If a line of the records contains the word "icon", list it.
---- Entries provided
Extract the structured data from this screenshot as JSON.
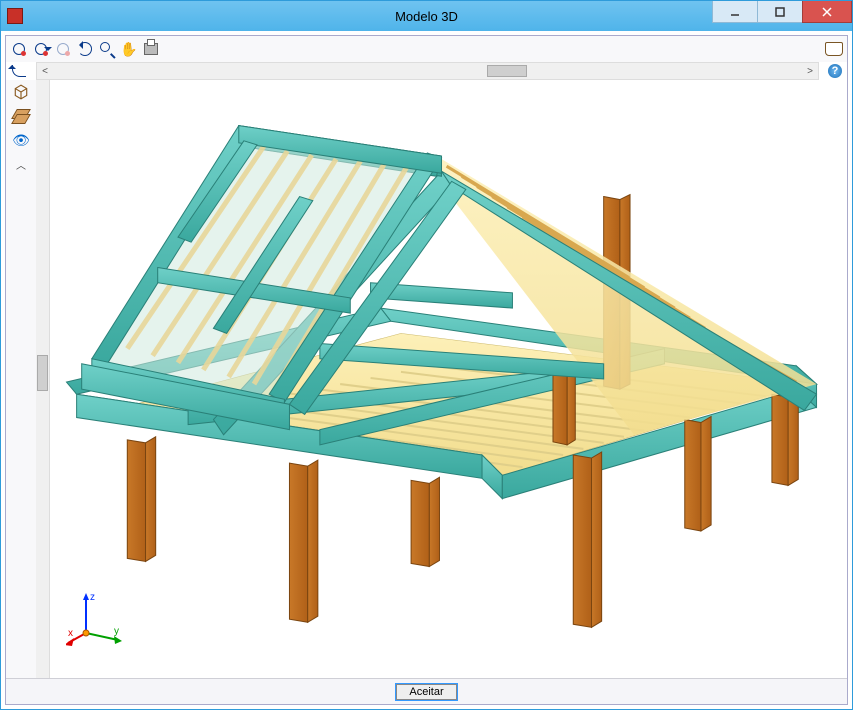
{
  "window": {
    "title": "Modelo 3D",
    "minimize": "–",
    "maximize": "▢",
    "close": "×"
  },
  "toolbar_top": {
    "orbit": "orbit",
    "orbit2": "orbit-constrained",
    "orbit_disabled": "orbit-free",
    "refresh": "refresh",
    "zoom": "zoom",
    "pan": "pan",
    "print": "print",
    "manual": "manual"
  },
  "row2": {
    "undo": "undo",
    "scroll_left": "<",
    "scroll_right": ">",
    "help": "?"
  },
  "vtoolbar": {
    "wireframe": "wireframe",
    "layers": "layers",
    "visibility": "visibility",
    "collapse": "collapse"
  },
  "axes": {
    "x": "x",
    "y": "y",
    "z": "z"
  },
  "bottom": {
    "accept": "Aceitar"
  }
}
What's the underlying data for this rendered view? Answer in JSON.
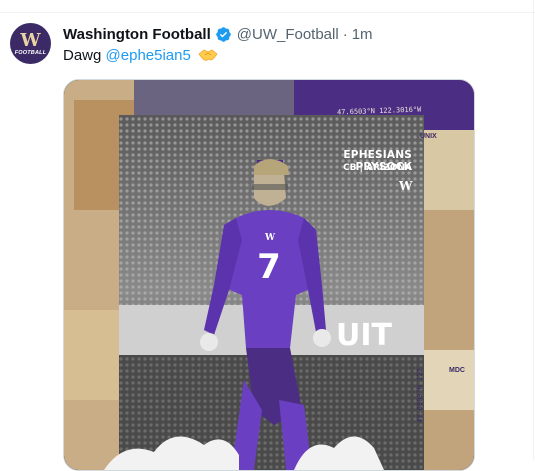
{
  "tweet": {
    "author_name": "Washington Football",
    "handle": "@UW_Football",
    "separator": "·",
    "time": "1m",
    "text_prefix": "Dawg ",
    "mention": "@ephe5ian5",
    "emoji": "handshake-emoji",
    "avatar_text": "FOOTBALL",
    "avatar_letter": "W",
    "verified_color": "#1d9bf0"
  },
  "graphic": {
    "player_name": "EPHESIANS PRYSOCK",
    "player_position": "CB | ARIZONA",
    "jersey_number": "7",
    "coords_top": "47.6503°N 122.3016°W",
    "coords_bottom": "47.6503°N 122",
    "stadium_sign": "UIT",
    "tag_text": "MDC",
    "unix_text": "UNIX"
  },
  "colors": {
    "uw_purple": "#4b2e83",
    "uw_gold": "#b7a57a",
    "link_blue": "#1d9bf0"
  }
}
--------
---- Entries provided
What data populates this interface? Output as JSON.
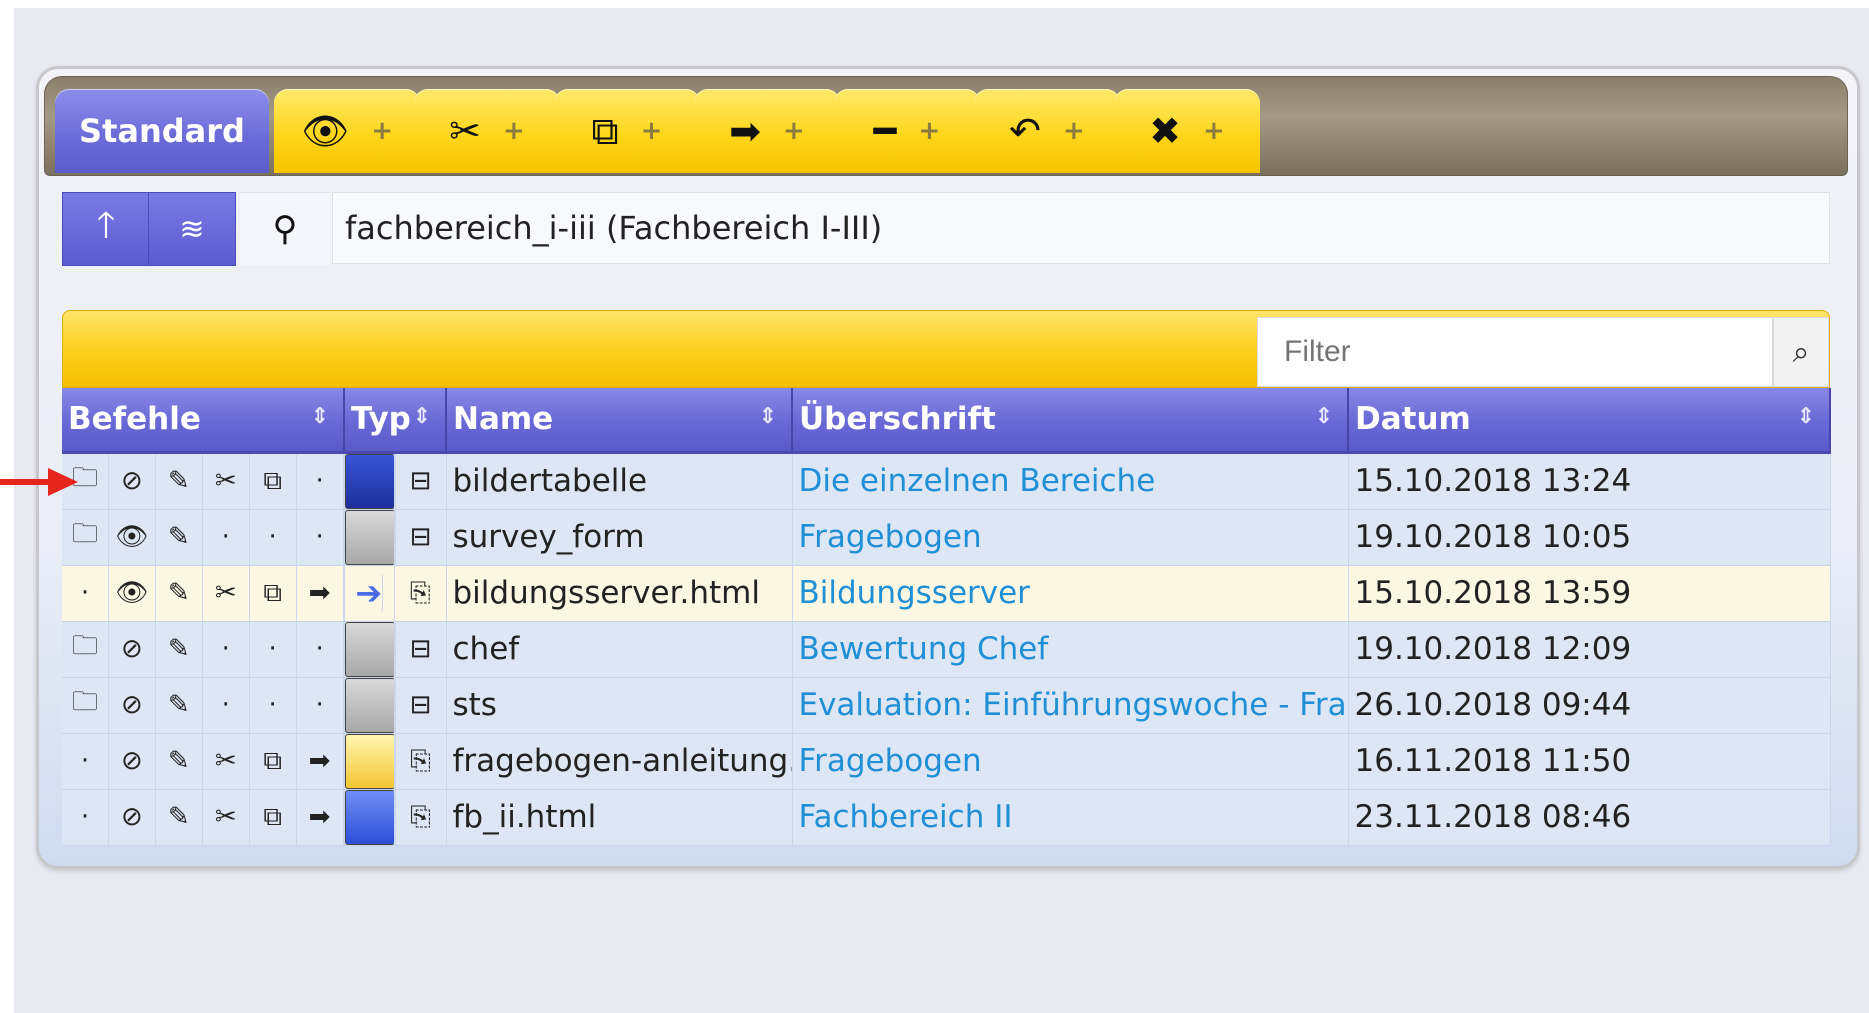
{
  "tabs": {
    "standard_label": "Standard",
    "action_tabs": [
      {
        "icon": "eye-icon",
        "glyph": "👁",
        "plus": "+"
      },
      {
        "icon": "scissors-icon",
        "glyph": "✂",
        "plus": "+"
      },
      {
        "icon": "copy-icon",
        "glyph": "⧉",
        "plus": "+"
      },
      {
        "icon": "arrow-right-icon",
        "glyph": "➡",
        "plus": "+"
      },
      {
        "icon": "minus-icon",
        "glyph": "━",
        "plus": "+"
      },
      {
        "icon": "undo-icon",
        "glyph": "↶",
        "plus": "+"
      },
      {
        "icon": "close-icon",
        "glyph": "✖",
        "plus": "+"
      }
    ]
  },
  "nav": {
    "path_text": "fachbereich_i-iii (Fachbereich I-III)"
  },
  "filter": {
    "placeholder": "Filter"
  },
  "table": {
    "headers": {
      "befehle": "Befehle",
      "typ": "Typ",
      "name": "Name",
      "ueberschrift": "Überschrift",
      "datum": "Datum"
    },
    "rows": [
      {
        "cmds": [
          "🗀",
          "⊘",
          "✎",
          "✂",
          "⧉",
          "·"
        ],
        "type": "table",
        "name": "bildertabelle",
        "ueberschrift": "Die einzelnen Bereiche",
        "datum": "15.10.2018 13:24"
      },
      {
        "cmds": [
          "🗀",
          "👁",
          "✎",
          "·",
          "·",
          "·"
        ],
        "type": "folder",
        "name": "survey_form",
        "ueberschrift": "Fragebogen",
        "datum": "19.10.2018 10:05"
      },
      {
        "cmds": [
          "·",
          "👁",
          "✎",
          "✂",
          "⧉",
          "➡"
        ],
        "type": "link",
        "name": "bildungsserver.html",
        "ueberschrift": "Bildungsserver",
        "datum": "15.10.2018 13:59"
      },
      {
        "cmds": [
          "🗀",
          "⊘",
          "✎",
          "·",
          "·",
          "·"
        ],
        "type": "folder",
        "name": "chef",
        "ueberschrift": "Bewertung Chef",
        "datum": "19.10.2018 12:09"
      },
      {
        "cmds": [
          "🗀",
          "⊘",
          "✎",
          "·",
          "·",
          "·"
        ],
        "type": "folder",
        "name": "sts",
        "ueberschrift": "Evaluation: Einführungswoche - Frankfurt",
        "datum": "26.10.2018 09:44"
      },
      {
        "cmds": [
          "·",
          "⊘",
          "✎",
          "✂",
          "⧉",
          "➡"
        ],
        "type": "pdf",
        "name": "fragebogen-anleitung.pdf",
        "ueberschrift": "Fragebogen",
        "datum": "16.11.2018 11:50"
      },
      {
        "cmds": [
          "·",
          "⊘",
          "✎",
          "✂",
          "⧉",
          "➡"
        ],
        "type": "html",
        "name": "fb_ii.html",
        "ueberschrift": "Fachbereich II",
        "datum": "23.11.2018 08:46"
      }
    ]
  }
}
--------
◆ Exercise solution
        "icon": "eye-icon",
        "icon": "scissors-icon",
        "icon": "copy-icon",
        "icon": "arrow-right-icon",
        "icon": "minus-icon",
        "icon": "undo-icon",
        "icon": "close-icon",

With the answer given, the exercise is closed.